1914 – 1918

Eight Kiltimagh men known to have died in World War 1


Bohola RIC Barracks burned down by Kiltimagh Battallion of the IRA

1891 – 1900


First train officially stops at Kiltimagh station
Names selected for streets of the town


Arrival of St Louis sisters


Branch of Gaelic League formed

1881 – 1890


Local woman Kate Byrne shot by RIC during during riot at Treenaglersgh


First pig fair


Kiltimagh GAA Club formed
Many injured when police attack peaceful land march in the town
Newtownbrowne school opened


Church of The Holy Family is dedicated Railway Station


Land League hut erected by local committee for Tom Kelly, Pollagh who was evicted

1851 – 1880


Census shows devastation of famine results in population drop of 20% in 10 years


20,000 attend land agitation meeting in Kiltimagh. Land League has 700 members in Kiltimagh


2,500 in danger of starvation due to famine

1831 – 1850


Population of parish recorded at 6,162


Death of Raftery
Five schools recorded in the parish with enrolment of 532


First Ordnance Survey map of Kiltimagh published


Kiltimagh suffers damage in ‘Night of the Big Wind’


Formation of Swinford Poor Law Union to which Kiltimagh will have two elected members

1846 -47

From October ’46 to April ’47 400 deaths occur in parish due to the famine

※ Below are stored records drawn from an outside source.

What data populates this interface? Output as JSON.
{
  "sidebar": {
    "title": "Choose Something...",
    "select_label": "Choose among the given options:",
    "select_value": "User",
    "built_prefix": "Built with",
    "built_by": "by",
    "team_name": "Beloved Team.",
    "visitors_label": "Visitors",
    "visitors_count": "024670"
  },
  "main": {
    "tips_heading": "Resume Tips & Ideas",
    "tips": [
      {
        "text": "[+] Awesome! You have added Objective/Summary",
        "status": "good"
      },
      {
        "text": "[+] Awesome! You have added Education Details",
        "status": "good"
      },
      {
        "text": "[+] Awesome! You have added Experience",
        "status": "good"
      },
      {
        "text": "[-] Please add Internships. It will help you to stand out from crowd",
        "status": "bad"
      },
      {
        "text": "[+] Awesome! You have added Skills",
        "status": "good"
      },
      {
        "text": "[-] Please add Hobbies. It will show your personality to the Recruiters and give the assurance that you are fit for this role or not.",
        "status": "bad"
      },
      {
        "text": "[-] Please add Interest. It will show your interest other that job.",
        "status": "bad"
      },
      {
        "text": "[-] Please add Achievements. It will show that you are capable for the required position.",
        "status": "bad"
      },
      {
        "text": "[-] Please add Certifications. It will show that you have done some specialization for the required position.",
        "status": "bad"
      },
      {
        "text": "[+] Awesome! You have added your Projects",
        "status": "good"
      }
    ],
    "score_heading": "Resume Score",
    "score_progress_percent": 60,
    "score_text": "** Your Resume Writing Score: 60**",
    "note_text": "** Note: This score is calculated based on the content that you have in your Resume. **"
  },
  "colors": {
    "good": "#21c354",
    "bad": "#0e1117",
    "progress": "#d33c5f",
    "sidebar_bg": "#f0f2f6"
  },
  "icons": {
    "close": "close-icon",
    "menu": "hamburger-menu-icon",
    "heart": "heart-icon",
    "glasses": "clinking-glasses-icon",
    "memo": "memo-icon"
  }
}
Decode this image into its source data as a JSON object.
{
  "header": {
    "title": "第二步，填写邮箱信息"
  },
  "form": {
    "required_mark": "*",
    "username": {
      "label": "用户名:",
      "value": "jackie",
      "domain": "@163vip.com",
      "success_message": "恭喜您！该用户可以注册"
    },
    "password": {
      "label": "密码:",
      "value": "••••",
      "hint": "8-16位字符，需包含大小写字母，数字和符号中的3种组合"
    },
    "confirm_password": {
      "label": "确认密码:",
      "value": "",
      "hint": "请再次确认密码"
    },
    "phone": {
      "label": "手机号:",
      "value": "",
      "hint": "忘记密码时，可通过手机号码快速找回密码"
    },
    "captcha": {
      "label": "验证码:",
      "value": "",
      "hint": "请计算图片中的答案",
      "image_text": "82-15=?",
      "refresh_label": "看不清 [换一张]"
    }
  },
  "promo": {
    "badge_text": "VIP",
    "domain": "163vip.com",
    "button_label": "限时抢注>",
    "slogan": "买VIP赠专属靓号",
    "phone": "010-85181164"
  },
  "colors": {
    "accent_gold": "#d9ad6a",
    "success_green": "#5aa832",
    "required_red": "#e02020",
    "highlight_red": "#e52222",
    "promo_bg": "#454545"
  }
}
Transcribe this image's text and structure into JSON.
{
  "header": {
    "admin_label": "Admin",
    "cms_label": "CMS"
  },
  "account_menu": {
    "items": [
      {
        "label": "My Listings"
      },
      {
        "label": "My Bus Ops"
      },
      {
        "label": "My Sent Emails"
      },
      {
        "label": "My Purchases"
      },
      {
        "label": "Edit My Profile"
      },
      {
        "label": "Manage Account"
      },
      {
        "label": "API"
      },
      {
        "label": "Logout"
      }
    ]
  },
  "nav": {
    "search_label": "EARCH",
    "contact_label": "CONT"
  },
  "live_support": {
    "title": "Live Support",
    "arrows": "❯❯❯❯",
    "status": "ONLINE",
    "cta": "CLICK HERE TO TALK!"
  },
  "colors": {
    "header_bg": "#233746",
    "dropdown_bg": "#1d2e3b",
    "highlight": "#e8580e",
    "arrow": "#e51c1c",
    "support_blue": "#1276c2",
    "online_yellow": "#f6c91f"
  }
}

145 people evicted in Treenagleragh by Earl of Lucan

1800 – 1830


Handball Court built in Kiltimagh


Only three Kiltimagh people qualify to vote – Richard NcNicholas, John Mimey, and Patrick Dillon.



“Report on the state of Popery in Ireland” records one priest ministering in Killedan and there is one mass house.


Two local men, Browne and Gill of Garryroe join French forces and are captured aster defeat at Ballinamuck, Co Longford.


Thomas Ormsby, Ballinamore compensated for losses suffered during 1798 disturbances


Raftery born at Killedan


1608 – Franciscan Friary at Killedan has its lands seized 1646 – Franciscans return to Killedan 1650’s – Ormsby family arrive


Parish church at Killedan is destroyed by fire and rebuilt


Kiltimagh part of the Barony of Gallen